It’s a windy day in August, and Moise boards a plane to fly to Brochet from her home in Lac Brochet to say a proper goodbye to Agnes. No all-year roads link Brochet and Lac Brochet, and the frail senior is in poor health, likely too weak to brave such a long drive on a winter road.
Tears flow down her cheeks before takeoff as she talks of the last four decades of anxiety and despair over losing her daughter.
"Every time I think about it, I feel so sad, you know?" she said.
The plane lands at an airstrip where Moise’s son — aptly nicknamed Airport — was born. A brisk north wind howls through the Barrenlands First Nation, a community 400-strong. Brochet Mayor David LaPonsee meets Moise at the cemetery and walks with her past dozens of graves, elaborately decorated with colourful plastic wreaths and miniature white-picket fences.
Burial records couldn’t pinpoint the exact location of Agnes’ grave, so LaPonsee agreed to meet Moise and point out the small area of the cemetery where children who died as far back as the 1960s are buried.
They stop at a small grassy area. Here, there are no names on the tiny crosses, no decorative wreaths, no photos or loving messages atop grave markers to mark where the dead lie.
"That’s the area," LaPonsee said, pointing to small wooden crosses sticking out of the grass.
"That’s the place where we used to select the place for babies, small children. It could be any one of these."
Moise surveys the scene, taking it all in, saying nothing.
"My little angel is somewhere here. My little angel, my little girl," she says softly.
She leans down and touches a small white cross that’s topped with a tiny pink flower. She gravitates towards one of the oldest child graves in the cemetery, a grey wooden cross, simple and unmarked. Here, Moise believes, is where Agnes is.
"Goodbye, Agnes. Goodbye, my baby. I’ll come and see you.
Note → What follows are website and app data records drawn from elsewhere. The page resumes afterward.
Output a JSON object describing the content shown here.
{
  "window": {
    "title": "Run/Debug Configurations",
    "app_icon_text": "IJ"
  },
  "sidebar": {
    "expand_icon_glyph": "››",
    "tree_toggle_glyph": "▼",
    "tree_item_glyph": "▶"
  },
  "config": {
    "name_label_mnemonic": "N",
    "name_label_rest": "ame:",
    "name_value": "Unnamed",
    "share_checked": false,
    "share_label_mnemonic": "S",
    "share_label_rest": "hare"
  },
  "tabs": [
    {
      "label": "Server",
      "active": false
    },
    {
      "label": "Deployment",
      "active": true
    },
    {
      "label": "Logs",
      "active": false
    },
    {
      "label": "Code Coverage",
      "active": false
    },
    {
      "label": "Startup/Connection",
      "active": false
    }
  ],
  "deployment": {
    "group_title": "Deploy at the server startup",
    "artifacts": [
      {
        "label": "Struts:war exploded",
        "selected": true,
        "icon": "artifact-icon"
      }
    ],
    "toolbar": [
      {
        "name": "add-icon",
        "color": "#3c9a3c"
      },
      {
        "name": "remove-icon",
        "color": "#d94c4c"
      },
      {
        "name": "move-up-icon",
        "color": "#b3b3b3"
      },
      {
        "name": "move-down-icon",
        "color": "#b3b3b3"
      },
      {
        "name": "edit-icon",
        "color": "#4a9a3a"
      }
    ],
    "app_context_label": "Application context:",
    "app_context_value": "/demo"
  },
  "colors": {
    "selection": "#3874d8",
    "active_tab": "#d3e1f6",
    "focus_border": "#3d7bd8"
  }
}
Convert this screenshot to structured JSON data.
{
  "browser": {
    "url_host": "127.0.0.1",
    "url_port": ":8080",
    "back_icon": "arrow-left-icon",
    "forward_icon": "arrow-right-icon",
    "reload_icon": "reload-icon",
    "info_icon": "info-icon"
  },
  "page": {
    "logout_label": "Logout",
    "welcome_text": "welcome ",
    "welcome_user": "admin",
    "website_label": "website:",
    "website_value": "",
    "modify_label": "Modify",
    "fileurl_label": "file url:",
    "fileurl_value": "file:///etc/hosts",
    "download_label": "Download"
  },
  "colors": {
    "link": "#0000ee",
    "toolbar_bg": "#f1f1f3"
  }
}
I didn’t even see your body, but I see your grave," she said, tears streaming down her face.
"I’ll never forget you Agnes. One of these days, I’ll see you again. Mommy loves you."